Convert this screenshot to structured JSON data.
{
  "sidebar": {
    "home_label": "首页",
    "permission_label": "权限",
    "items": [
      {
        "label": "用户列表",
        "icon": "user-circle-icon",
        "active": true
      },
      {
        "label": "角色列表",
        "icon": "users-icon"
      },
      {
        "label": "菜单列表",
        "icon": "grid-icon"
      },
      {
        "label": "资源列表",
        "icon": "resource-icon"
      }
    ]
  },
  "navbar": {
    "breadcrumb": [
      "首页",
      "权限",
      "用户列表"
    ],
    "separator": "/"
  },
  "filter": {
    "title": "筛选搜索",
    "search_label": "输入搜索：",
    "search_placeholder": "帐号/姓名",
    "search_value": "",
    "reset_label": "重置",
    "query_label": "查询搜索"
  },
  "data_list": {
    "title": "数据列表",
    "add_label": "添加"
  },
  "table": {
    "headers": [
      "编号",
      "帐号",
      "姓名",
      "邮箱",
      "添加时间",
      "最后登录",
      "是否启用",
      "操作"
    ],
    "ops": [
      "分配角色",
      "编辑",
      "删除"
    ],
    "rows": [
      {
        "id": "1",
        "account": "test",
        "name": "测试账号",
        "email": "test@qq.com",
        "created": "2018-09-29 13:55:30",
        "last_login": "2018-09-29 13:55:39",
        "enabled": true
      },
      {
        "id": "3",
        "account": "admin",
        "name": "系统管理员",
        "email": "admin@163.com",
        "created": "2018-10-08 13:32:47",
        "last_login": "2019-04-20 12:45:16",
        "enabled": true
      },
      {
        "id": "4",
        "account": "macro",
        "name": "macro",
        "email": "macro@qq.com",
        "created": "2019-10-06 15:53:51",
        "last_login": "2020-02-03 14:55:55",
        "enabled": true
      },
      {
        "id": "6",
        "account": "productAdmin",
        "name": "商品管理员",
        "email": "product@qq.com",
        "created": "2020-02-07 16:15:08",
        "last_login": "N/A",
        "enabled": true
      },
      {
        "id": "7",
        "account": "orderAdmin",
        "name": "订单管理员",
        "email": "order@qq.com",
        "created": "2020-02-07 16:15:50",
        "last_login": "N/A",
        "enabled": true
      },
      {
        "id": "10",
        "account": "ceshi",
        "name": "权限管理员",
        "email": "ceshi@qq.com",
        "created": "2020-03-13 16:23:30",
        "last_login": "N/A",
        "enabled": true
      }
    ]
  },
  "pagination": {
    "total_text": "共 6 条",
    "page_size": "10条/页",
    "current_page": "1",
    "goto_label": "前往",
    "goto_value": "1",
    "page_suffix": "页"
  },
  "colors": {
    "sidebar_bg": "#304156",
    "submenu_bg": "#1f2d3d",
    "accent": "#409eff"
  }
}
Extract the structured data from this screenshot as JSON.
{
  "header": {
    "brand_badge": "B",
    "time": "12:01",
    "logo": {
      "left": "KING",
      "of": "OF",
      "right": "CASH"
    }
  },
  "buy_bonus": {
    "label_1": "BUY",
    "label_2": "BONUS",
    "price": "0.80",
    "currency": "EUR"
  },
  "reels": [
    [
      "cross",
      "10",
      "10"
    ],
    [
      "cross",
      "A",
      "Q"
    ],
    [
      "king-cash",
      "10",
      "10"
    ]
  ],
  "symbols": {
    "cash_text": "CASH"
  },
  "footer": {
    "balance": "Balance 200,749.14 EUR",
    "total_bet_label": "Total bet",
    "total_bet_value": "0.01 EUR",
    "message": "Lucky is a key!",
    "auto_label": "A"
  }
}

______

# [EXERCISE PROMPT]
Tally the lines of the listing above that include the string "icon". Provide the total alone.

# [YOUR SOLUTION]
4